The Times reported that early in the crisis, “Con Edison did not shut down the western Queens network, even as 10 of 22 feeders failed, and other equipment kept burning out.” Richard Perez-Pena, Queens Blackout Persists, Leaving 100,000 Without Power, or Answers, New York times July 22, 2006. The Times in another story reported that “In 1999, in Washington Heights and Inwood, Con Ed, faced with failing power, shut down the entire network serving those neighborhoods, causing a blackout for 200,000 but also saving equipment from further damage and allowing for a relatively smooth return to normal power.”
In the 1977 blackout litigation, the state Court of Appeals found support in the record for a claim that Con Edison had not operated its system reasonably and had not shed load at a critical point when the system was unbalanced due to a lightning strike that put out transmission lines in Westchester. That decision indicates that although Con Edison had been directed by the Power Pool grid manager to shed load by blacking out areas temporarily until sufficient power was available to replace power lost due to the transmission line outages, Con Edison did not shed the load and a widespread blackout followed.
Customers can recover some losses, for example, for food spoiled due to the lack of refrigeration due to the outage, under current Con Edison tariffs, when an outage is deemed to be the utility’s responsibility.

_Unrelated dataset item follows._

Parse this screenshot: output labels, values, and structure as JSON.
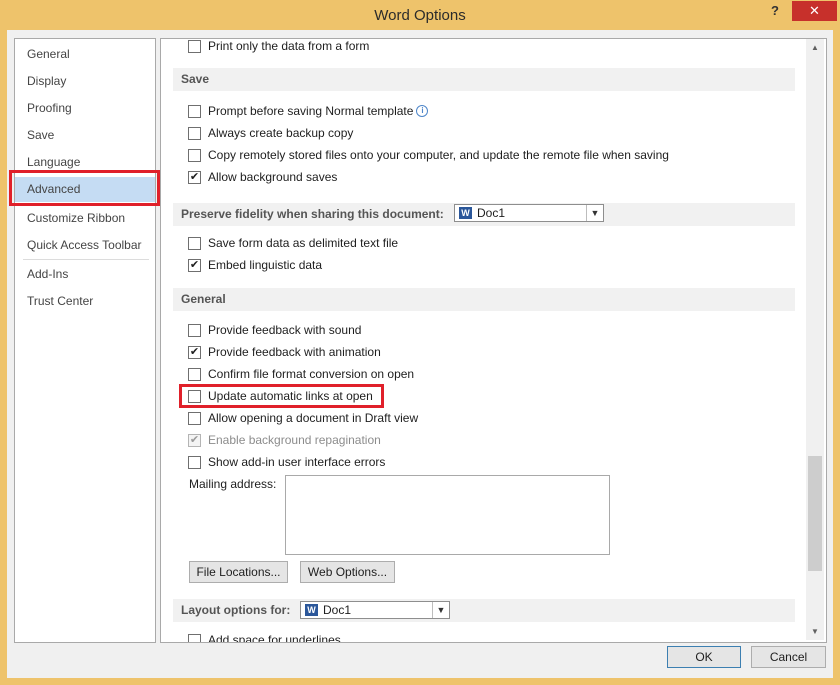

In rare cases, Con Edison may also face potential liability to customers if gross negligence is proven. After the 1977 New York City blackout, a jury found Con Edison grossly negligent and liable for damages, and the verdict was upheld by the state’s highest court in Food Pageant v. Consolidated Edison. Also, the City of New York won damages in Koch v. Consolidated Edison. Although gross negligence requires proof of more than ordinary negligence, a lesson of these cases is that juries and courts may expect a utility to exercise a very high level of care in the operation of its system.

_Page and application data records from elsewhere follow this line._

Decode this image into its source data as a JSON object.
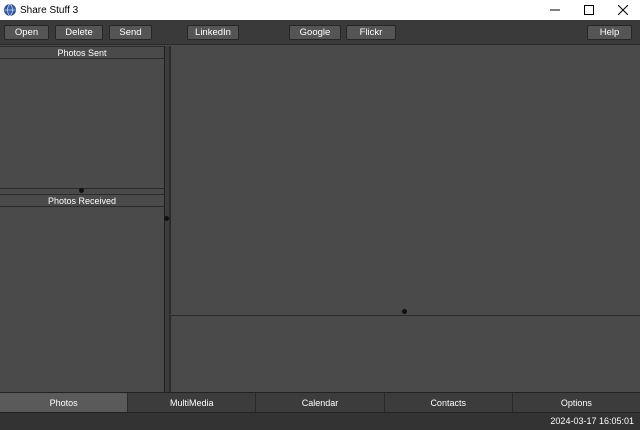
{
  "window": {
    "title": "Share Stuff 3"
  },
  "toolbar": {
    "open": "Open",
    "delete": "Delete",
    "send": "Send",
    "linkedin": "LinkedIn",
    "google": "Google",
    "flickr": "Flickr",
    "help": "Help"
  },
  "left_panel": {
    "sent_header": "Photos Sent",
    "received_header": "Photos Received"
  },
  "tabs": [
    {
      "label": "Photos",
      "active": true
    },
    {
      "label": "MultiMedia",
      "active": false
    },
    {
      "label": "Calendar",
      "active": false
    },
    {
      "label": "Contacts",
      "active": false
    },
    {
      "label": "Options",
      "active": false
    }
  ],
  "status": {
    "timestamp": "2024-03-17 16:05:01"
  },
  "icons": {
    "app": "globe-icon",
    "minimize": "minimize-icon",
    "maximize": "maximize-icon",
    "close": "close-icon"
  },
  "colors": {
    "background": "#4a4a4a",
    "toolbar": "#3a3a3a",
    "button": "#555555",
    "active_tab": "#5a5a5a"
  }
}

For more information, see PULP’s Queens Blackout 2006 archive web page.